How will I feel?
Each woman has a different experience when using nitrous oxide. Most women feel that it helps “take the edge off” of their contractions and helps them cope with their labor better. Some women feel more relaxed because nitrous oxide decreases anxiety.
Other women don’t find nitrous helpful or don’t like the way it makes them feel. Remember, you can stop nitrous at any time and other pain relief methods can be used.
You will stay awake and be able to walk and talk. You should feel more relaxed and maybe a little sleepy. You will still feel pain but you may not care as much about it. You may have peaceful or happy sensations.
Some women feel a little lightheaded. If that happens, you can stop breathing the gas and the feeling will pass quickly.
Are there side effects?
Some women report nausea. If that happens, there is medicine to help ease the nausea. You may feel a little unsteady on your feet so you should get out of bed with the help of a family member or staff person.
Does it affect the baby?
No—there are no known effects on the baby. Nitrous oxide is the only pain relief method for labor that is cleared from the body through the lungs. That means when you pull the mask away, the nitrous effect is gone in just a few breaths.
Using nitrous oxide does not require extra fetal monitoring.
Who administers the nitrous oxide?
You do. It is very important that you are the only person holding the mask. You can tell right away if you are getting sleepy or feel light- headed and can stop inhaling the gas until those feelings go away. If a family member or staff person held the mask, they could give you too much gas.
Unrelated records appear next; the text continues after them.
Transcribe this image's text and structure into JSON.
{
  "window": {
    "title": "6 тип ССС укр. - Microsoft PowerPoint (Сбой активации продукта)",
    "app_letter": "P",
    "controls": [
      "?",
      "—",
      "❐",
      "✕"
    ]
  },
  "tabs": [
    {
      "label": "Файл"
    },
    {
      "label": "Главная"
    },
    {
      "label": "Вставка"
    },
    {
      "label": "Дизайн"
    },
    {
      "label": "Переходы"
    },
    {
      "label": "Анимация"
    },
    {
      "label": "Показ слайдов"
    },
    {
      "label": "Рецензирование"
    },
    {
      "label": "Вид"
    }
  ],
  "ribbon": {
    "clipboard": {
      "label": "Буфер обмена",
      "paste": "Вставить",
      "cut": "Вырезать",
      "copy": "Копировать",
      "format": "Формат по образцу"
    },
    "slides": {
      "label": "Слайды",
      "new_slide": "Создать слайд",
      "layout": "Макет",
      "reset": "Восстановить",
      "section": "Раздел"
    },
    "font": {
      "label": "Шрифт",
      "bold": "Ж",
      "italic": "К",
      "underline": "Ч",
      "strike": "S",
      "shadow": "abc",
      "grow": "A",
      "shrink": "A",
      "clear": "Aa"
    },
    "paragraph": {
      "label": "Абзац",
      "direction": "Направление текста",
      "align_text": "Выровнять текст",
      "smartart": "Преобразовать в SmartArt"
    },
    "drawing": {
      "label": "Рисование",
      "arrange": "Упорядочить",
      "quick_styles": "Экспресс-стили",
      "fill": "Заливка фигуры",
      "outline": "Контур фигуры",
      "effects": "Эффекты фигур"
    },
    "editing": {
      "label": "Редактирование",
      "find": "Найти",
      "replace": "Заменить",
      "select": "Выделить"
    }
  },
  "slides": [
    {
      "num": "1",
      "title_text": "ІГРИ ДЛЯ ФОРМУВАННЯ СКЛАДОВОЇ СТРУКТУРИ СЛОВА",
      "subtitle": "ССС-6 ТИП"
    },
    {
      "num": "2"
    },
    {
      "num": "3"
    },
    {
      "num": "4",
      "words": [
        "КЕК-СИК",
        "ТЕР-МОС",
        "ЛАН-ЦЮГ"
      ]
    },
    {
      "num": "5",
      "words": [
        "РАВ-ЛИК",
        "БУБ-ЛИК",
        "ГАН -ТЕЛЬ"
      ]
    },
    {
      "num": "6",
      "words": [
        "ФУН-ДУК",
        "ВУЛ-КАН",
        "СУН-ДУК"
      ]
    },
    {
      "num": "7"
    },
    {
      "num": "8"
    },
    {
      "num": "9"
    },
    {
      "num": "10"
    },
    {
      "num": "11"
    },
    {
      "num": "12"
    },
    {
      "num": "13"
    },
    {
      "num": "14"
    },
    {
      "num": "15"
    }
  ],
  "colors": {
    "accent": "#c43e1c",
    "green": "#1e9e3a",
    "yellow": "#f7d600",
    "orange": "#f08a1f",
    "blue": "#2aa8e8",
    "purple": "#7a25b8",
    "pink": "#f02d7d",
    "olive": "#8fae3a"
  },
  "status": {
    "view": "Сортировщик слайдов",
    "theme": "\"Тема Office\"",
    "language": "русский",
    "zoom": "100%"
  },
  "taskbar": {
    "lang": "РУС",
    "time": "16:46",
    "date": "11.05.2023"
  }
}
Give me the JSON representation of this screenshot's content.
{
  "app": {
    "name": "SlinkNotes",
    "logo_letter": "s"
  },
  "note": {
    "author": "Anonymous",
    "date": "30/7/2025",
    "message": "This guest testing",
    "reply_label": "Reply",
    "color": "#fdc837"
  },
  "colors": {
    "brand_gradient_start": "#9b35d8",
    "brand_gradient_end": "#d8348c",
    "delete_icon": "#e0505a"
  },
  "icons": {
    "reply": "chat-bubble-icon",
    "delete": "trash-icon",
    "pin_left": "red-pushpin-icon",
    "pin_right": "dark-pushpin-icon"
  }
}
Can I use nitrous oxide and have intravenous (IV) pain medicine at the same time?
No. Using both nitrous oxide and IV pain medication at the same time could make you too sleepy and you would need special monitoring by an anesthesia doctor.
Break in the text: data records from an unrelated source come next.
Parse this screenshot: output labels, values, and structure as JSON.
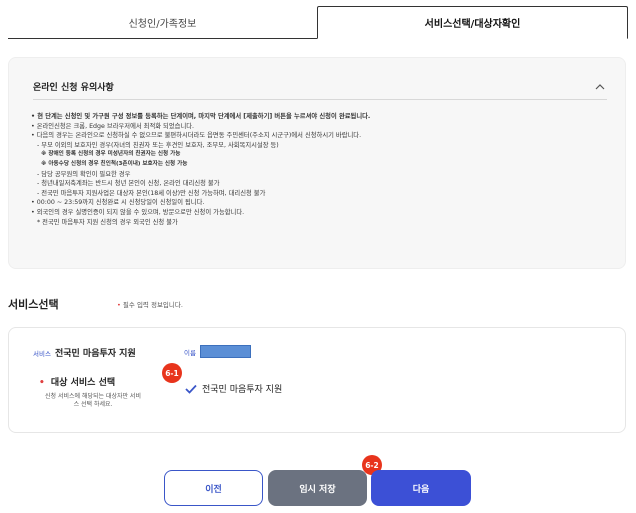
{
  "tabs": [
    {
      "label": "신청인/가족정보",
      "active": false
    },
    {
      "label": "서비스선택/대상자확인",
      "active": true
    }
  ],
  "notice": {
    "title": "온라인 신청 유의사항",
    "chevron_icon": "chevron-up-icon",
    "lines": [
      "현 단계는 신청인 및 가구원 구성 정보를 등록하는 단계이며, 마지막 단계에서 [제출하기] 버튼을 누르셔야 신청이 완료됩니다.",
      "온라인신청은 크롬, Edge 브라우저에서 최적화 되었습니다.",
      "다음의 경우는 온라인으로 신청하실 수 없으므로 불편하시더라도 읍면동 주민센터(주소지 시군구)에서 신청하시기 바랍니다.",
      "- 부모 이외의 보호자인 경우(자녀의 친권자 또는 후견인 보호자, 조부모, 사회복지시설장 등)",
      "※ 장애인 등록 신청의 경우 미성년자의 친권자는 신청 가능",
      "※ 아동수당 신청의 경우 친인척(3촌이내) 보호자는 신청 가능",
      "- 담당 공무원의 확인이 필요한 경우",
      "- 청년내일저축계좌는 반드시 청년 본인이 신청, 온라인 대리신청 불가",
      "- 전국민 마음투자 지원사업은 대상자 본인(18세 이상)만 신청 가능하며, 대리신청 불가",
      "00:00 ~ 23:59까지 신청완료 시 신청당일이 신청일이 됩니다.",
      "외국인의 경우 실명인증이 되지 않을 수 있으며, 방문으로만 신청이 가능합니다.",
      "* 전국민 마음투자 지원 신청의 경우 외국인 신청 불가"
    ]
  },
  "service_section": {
    "title": "서비스선택",
    "required_dot": "•",
    "required_note": "필수 입력 정보입니다."
  },
  "service_box": {
    "tag": "서비스",
    "name": "전국민 마음투자 지원",
    "name_label": "이름",
    "target_title": "대상 서비스 선택",
    "target_desc": "신청 서비스에 해당되는 대상자만 서비스 선택 하세요.",
    "option_label": "전국민 마음투자 지원",
    "option_checked": true
  },
  "badges": {
    "step1": "6-1",
    "step2": "6-2"
  },
  "buttons": {
    "prev": "이전",
    "save": "임시 저장",
    "next": "다음"
  },
  "colors": {
    "accent": "#3c50d6",
    "badge": "#e8341c",
    "save_button": "#6b7280"
  }
}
If you want to switch to IV pain medication, that is perfectly fine. You will just need to stop using the nitrous oxide.
Do I have to choose between having an epidural or using nitrous oxide?
No. You can change your mind! You may first use nitrous oxide and later decide you want to have an epidural.
Are there any reasons that I could not use nitrous oxide?
Yes, just a few. You cannot use nitrous oxide if you:
- Have a known Vitamin B 12 deficiency
- Have medical conditions your doctor or midwife think put you at risk
- Are not able to hold your own mask
Can I still be out of bed while using nitrous oxide?
Yes, as long as you are steady on your feet and have another person with you.
Learn more about having your baby at Legacy Health.
Additional questions? Please ask your OB provider or labor and delivery nurse.
Humans have used the soothing properties of warm water for centuries. Floating in warm water eases pain, creates buoyancy and freedom of movement, decreases anxiety, and assists in muscle relaxation. European countries have long capitalized on these soothing properties for women in labor.
European studies have shown a lower use of pain medication, decreased need for medicines to stimulate labor, decreased perception of pain, and high patient satisfaction, among other benefits, during labor and delivery in a birth tub. Women in the United States are now asking for this option as part of their labor and birth care.
Water birth is part of a philosophy of care that includes continuous labor support; involvement of the woman's supportive family and/or friends; freedom of movement and positioning during labor and birth; non-intervention when labor and birth are unfolding normally; and creation of a safe, calm, and supportive environment in which labor and birth can occur.
If you are interested in water birth, you can get more information from Waterbirth International at Waterbirth.org or ask your midwife or physician.